#### [Records from a data collection]

*** Begin section ***

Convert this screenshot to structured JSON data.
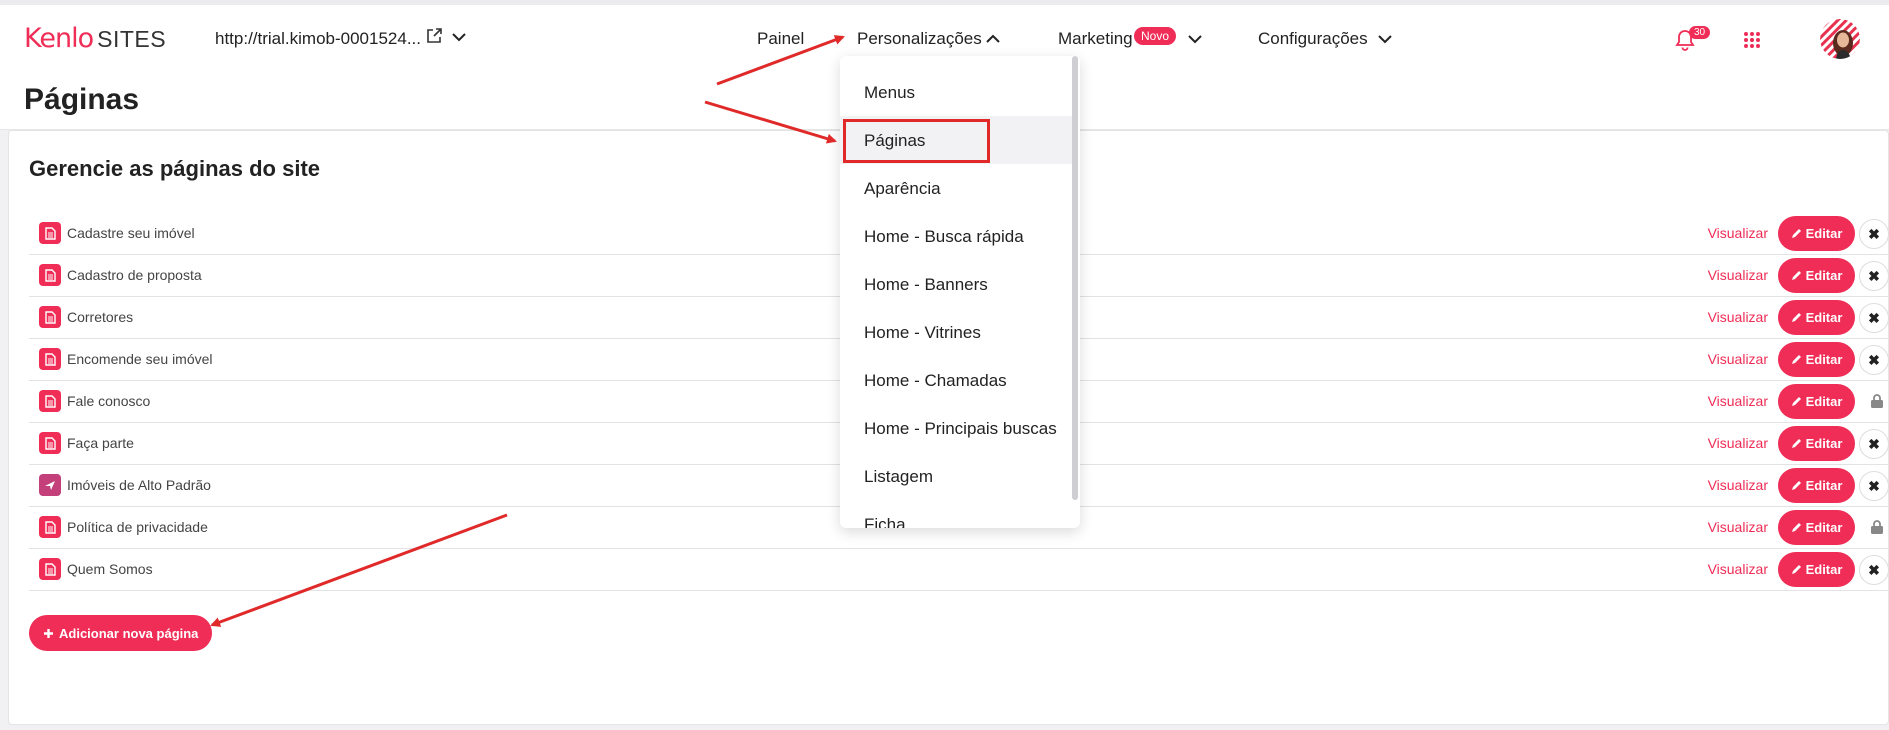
{
  "header": {
    "logo_kenlo": "Kenlo",
    "logo_sites": "SITES",
    "site_url": "http://trial.kimob-0001524...",
    "nav": {
      "painel": "Painel",
      "personalizacoes": "Personalizações",
      "marketing": "Marketing",
      "marketing_badge": "Novo",
      "configuracoes": "Configurações"
    },
    "notifications_count": "30"
  },
  "page_title": "Páginas",
  "card_title": "Gerencie as páginas do site",
  "view_label": "Visualizar",
  "edit_label": "Editar",
  "add_label": "Adicionar nova página",
  "pages": [
    {
      "label": "Cadastre seu imóvel",
      "deletable": true
    },
    {
      "label": "Cadastro de proposta",
      "deletable": true
    },
    {
      "label": "Corretores",
      "deletable": true
    },
    {
      "label": "Encomende seu imóvel",
      "deletable": true
    },
    {
      "label": "Fale conosco",
      "deletable": false
    },
    {
      "label": "Faça parte",
      "deletable": true
    },
    {
      "label": "Imóveis de Alto Padrão",
      "deletable": true
    },
    {
      "label": "Política de privacidade",
      "deletable": false
    },
    {
      "label": "Quem Somos",
      "deletable": true
    }
  ],
  "dropdown": {
    "items": [
      "Menus",
      "Páginas",
      "Aparência",
      "Home - Busca rápida",
      "Home - Banners",
      "Home - Vitrines",
      "Home - Chamadas",
      "Home - Principais buscas",
      "Listagem",
      "Ficha"
    ]
  },
  "colors": {
    "accent": "#ef2d56",
    "annotation": "#e02a2a"
  }
}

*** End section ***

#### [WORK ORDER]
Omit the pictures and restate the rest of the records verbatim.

#### [TASK RESULT]
Convert this screenshot to structured JSON data.
{
  "header": {
    "logo_kenlo": "Kenlo",
    "logo_sites": "SITES",
    "site_url": "http://trial.kimob-0001524...",
    "nav": {
      "painel": "Painel",
      "personalizacoes": "Personalizações",
      "marketing": "Marketing",
      "marketing_badge": "Novo",
      "configuracoes": "Configurações"
    },
    "notifications_count": "30"
  },
  "page_title": "Páginas",
  "card_title": "Gerencie as páginas do site",
  "view_label": "Visualizar",
  "edit_label": "Editar",
  "add_label": "Adicionar nova página",
  "pages": [
    {
      "label": "Cadastre seu imóvel",
      "deletable": true
    },
    {
      "label": "Cadastro de proposta",
      "deletable": true
    },
    {
      "label": "Corretores",
      "deletable": true
    },
    {
      "label": "Encomende seu imóvel",
      "deletable": true
    },
    {
      "label": "Fale conosco",
      "deletable": false
    },
    {
      "label": "Faça parte",
      "deletable": true
    },
    {
      "label": "Imóveis de Alto Padrão",
      "deletable": true
    },
    {
      "label": "Política de privacidade",
      "deletable": false
    },
    {
      "label": "Quem Somos",
      "deletable": true
    }
  ],
  "dropdown": {
    "items": [
      "Menus",
      "Páginas",
      "Aparência",
      "Home - Busca rápida",
      "Home - Banners",
      "Home - Vitrines",
      "Home - Chamadas",
      "Home - Principais buscas",
      "Listagem",
      "Ficha"
    ]
  },
  "colors": {
    "accent": "#ef2d56",
    "annotation": "#e02a2a"
  }
}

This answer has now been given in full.